was to sell its 25% stake in Hitachi Power Africa within six weeks, but
they demanded to know how much the ruling party would earn from the sale
of its stake.

Both the Democratic Alliance and the Independent Democrats lobbied World
Bank shareholders and the World Bank to refuse to make Eskom a 3,75bn
loan if the ANC was to benefit.

It was argued that the ruling party should not benefit financially from
a capital project funded by the taxpayer.

The bulk of the World Bank loan will be used to finance the construction
of Medupi.

ANC U-turn on shares


 The ANC made yet another U-turn on its ownership of shares in a company benefiting from contracts with state-owned utility Eskom.

Just days after ANC treasurer-general Mathews Phosa announced that the ruling party would be disinvesting from Japanese-owned Hitachi Power, party secretary-general Gwede Mantashe said only the board of Chancellor House can make such a decision.

Chancellor House, named after the building in Johannesburg from which former ANC leaders Nelson Mandela and Oliver Tambo operated as lawyers in the 1950s, is the investment arm of the ruling party.

The investment company owns a 25% stake in Hitachi Power - the company that was awarded a R38.5-billion contract to build boilers at Eskom's Medupi power station.

Commenting on Phosa's statement to the Sunday Times that Chancellor House would be selling off its stake in Hitachi Power within six weeks, Mantashe said such a decision cannot be taken at Luthuli House as the Chancellor House board of directors operated independently of the ANC.

He said: "The debate whether we are going to sell the stake will continue for some time . I don't think it's an issue that must be taken at Luthuli House, because you have a company that has a board.

"That decision must be taken at that level, rather than at our level because that's the right thing to do.

"If we begin to manage the investment company from Luthuli House it is likely to be inefficient, but if it is run by its management team under the guidance of the board, it will take proper decisions depending what is the interest of the company," Mantashe said.

The ANC has been strongly criticised for holding a stake in Hitachi Power, particularly after the country had to go cap in hand to the World Bank for a massive loan to help Eskom build the power station and relieve the power crisis.

Critics believe the ANC has set itself up to be a major beneficiary of the crisis.

Chancellor House managing director Mamatho Netsianda told a business magazine on Monday that the company would not sell its 25% stake in Hitachi Power.

Netsianda could not be reached for comment.

When Phosa was contacted, he referred The Times to former North West premier Popo Molefe, who chairs the board of trustees of Chancellor House.

Phosa had said earlier that Molefe was briefed about the sale and that consensus had been reached.

Molefe would say only that companies have directors and managing directors who deal with matters such as these, before he referred The Times back to Phosa.

Mantashe said the ANC took a decision to invest in companies in 1995 when donor funding for the ruling party was drying up.


21 April 2010

The National Union of Metalworkers of South Africa (Numsa) fully backs Eskom’s initiated agreement with global mining giant BHP Billiton to unwind a special pricing arrangement that saw Eskom selling nearly a 10th of its output at a loss.

The imperialist companies BHP Billiton and Anglo American signed clandestine deals with Eskom in the past decade, guaranteeing the two imperialist owned companies the supply of cheap electricity at a price of 12cents per kilowatt-hour for most of the lifespan of aluminum smelters built on the basis of the contracts.

This clandestine or secretive deal was nothing less than stealing from the poor to benefit the rich.
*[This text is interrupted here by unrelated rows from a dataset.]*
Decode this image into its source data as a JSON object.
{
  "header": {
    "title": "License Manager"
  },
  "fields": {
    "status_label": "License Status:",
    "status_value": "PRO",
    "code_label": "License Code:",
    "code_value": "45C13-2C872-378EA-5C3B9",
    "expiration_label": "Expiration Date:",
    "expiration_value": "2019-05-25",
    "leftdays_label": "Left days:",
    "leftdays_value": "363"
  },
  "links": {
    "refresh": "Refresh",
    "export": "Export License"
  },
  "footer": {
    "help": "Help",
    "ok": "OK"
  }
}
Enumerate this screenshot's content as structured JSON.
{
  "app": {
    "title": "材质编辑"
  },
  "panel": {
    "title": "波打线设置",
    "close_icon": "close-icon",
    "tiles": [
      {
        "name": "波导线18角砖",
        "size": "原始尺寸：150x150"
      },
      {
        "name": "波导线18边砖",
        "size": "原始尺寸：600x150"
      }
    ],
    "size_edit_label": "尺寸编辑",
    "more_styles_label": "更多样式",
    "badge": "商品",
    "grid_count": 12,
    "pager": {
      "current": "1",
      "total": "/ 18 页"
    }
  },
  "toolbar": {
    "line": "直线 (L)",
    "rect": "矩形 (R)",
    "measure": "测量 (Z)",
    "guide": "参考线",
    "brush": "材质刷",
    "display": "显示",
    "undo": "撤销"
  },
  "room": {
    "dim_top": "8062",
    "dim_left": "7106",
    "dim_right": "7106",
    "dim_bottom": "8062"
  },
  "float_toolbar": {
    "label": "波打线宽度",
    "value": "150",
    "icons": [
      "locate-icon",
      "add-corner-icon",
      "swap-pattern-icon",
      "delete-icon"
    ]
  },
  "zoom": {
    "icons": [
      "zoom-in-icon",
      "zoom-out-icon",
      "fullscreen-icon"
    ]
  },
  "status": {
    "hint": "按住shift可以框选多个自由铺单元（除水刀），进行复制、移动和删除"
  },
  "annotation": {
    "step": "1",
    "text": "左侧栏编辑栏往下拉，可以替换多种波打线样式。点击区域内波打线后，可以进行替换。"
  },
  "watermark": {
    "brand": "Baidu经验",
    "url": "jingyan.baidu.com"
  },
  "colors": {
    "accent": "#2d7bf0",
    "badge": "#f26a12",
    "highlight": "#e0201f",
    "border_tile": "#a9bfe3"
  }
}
The unwinding of the agreement by Eskom will not ease the burden currently faced by the workers and the poor as a result of high cost of electricity and pending tariffs hikes recently approved by Nersa.

We demand Eskom to unwind the agreement in the interests of the workers and the poor. This should be done through halting or stopping the approved tariffs hikes by Nersa.

Castro Ngobese
National Spokesperson